    Stephen King wrote in his memoir that when he was learning to write stories as a kid, imitation preceded creation. He would often take stories and characters he was familiar with and work them into works of his own. He was still in grade school at the time, but his mother would encourage him to create stories and characters of his own. As he developed his skill, he began drawing on his own experiences and his world to create his best selling works today.

    I often see similar development patterns in early broadcast meteorologists. They come into class, having grown up with watching a certain meteorologist for years and years, and broadcasting in a style that is not truly them. They might be really technical, or really goofy, or get hung up on certain words or phases. I’ll ask a student where they are from, and who they grew up watching, and you can see someone else’s on-air presence being mimicked by the student. It’s true that imitation often precedes creation when you are starting out. That is fine, but I push students to discover their own broadcast style.

    We usually need the courage of seeing someone else do it before us. It’s usually what inspires us to get up and do it in the first place.
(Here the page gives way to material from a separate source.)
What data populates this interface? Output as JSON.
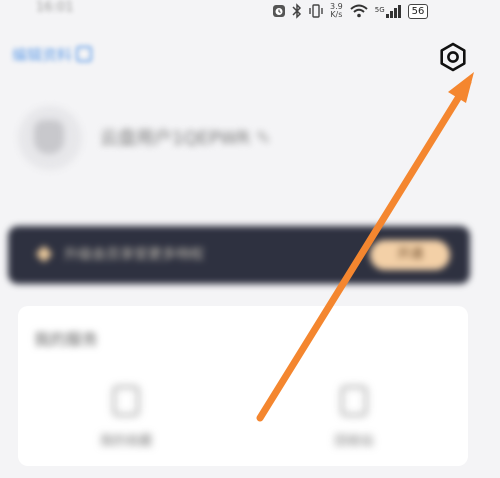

A broadcast meteorologist will eventually find more success in what they do when they figure out who they are as broadcasters. When they start listening to that voice, they become much more authentic and effective as broadcasters. Stephen King would have never become the writer he is today if he had continued to write stories based on what was already out there. Instead, he was challenged to write from within, and he eventually found his own voice.

    We’ll still have a fondness for broadcast mets we grew up with, and who are still great at what they do. We can learn a lot by watching them and picking up on what they do well. The best broadcast meteorologist you can be is the one who is closest to who you are in real life. That is the person viewers are going to want to get their forecast from.

  • Coming This Week – Improvements to Alumni and Meteorology School Features

    Broadcastmet.com has been up for about a month now, but there is still a bunch of features I”ve been meaning to add or improve on. I’m hoping to get a chance to get to a few of those this week. Here is what is on the to do list:

    Expanded Lyndon State Alumni page – If you watch the weather on television, chances are you know a broadcast meteorologist who graduated from Lyndon State College. There are about three years of alumni on the site already, but our database goes back to the late 1970s. I’d like to get that information on the site this week, with links to station profiles and Twitter accounts where I can find them. If you are a Lyndon State broadcast met alumni and want to be sure you are included, please shoot me an email at broadcastmet@gmail.com.

    Expanded Broadcast Meteorology Schools page – There are a lot of great meteorology schools out there, and a lot of great broadcasting programs out there. I’m in search of colleges and universities that are excellent at both. I have a list of schools on the page already, but the list is incomplete and missing a ton of links. I’m going to clean that up this week and provide better links directly to the programs, where I can find them. If you go to a school with a great meteorology program, I’d like to hear about it. Please send me an email to broadcastmet@gmail.com with any links that might point me in the right direction.

    I’ve got other ideas for features that I’d like to launch before the end of the summer, but this will keep me busy for a few days. If you have an idea for something that would improve the site or an idea for a blog post, I’d be happy to hear from you. You can reach me at broadcastmet@gmail.com. Thanks for checking out the site, and have a great week!